— TASK TO CARRY OUT —
Using the data below, show every line where the word "List" occurs.

— DATA SECTION —
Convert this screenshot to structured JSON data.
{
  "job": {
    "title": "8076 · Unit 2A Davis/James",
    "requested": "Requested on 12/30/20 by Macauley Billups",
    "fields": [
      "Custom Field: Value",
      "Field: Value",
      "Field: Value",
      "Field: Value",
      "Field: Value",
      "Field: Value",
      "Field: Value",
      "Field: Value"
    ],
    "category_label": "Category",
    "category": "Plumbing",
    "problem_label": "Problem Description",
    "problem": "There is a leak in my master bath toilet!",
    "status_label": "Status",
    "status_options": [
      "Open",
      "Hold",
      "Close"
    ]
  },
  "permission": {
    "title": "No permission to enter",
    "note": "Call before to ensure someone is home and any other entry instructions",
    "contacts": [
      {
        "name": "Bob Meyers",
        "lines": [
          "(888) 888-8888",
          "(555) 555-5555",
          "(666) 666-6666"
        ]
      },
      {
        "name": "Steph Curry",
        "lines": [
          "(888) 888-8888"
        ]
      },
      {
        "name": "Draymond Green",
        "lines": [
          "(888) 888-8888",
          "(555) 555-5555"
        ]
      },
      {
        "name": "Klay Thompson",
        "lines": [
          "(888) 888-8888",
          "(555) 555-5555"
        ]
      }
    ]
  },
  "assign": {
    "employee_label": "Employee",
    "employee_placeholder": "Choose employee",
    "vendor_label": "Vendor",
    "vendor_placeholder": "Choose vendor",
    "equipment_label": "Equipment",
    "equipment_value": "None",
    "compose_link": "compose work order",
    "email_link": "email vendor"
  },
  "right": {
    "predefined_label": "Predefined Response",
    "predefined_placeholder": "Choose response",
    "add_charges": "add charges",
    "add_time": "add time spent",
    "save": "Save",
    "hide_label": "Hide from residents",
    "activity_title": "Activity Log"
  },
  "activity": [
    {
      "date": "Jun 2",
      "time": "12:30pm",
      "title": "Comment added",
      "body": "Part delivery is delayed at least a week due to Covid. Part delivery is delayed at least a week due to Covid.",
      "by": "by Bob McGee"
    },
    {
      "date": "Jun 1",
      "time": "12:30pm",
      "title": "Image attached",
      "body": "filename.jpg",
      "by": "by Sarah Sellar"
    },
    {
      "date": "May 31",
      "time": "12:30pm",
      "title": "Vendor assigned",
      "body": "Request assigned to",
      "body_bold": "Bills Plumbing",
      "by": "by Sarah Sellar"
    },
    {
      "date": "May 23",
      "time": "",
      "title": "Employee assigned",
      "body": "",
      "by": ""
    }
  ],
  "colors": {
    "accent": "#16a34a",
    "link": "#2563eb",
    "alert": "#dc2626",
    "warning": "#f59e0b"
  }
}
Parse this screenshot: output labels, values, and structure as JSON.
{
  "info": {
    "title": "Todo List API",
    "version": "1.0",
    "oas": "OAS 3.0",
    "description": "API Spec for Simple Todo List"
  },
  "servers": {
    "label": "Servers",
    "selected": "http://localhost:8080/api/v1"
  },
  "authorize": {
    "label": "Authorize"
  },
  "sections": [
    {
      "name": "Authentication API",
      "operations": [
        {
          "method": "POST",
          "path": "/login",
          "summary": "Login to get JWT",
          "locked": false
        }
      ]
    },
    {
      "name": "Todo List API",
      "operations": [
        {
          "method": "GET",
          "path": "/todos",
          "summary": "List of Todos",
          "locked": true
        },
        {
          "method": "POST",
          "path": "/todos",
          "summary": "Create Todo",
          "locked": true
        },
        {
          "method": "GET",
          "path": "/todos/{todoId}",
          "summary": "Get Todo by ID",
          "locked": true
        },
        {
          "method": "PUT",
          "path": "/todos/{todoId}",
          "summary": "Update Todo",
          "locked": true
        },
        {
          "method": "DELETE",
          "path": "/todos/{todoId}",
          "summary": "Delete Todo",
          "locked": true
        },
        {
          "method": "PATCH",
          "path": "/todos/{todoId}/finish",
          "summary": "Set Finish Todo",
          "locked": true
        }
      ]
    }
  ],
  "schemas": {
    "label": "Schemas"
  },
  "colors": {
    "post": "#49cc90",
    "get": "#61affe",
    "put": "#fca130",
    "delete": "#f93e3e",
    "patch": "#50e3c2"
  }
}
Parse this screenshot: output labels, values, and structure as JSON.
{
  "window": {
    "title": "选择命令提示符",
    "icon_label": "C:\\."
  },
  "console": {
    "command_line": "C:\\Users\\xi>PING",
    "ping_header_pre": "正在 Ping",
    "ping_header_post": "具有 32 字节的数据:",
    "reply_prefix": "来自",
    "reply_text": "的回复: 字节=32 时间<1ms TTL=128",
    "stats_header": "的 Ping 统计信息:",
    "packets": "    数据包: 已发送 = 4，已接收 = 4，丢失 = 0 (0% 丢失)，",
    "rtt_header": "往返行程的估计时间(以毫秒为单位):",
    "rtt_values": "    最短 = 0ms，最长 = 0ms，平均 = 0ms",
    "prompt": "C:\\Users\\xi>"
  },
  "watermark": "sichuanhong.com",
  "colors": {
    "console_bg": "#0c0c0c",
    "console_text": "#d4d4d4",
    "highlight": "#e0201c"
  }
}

— RESPONSE TO THIS TASK —
    "title": "Todo List API",
    "description": "API Spec for Simple Todo List"
      "name": "Todo List API",
          "summary": "List of Todos",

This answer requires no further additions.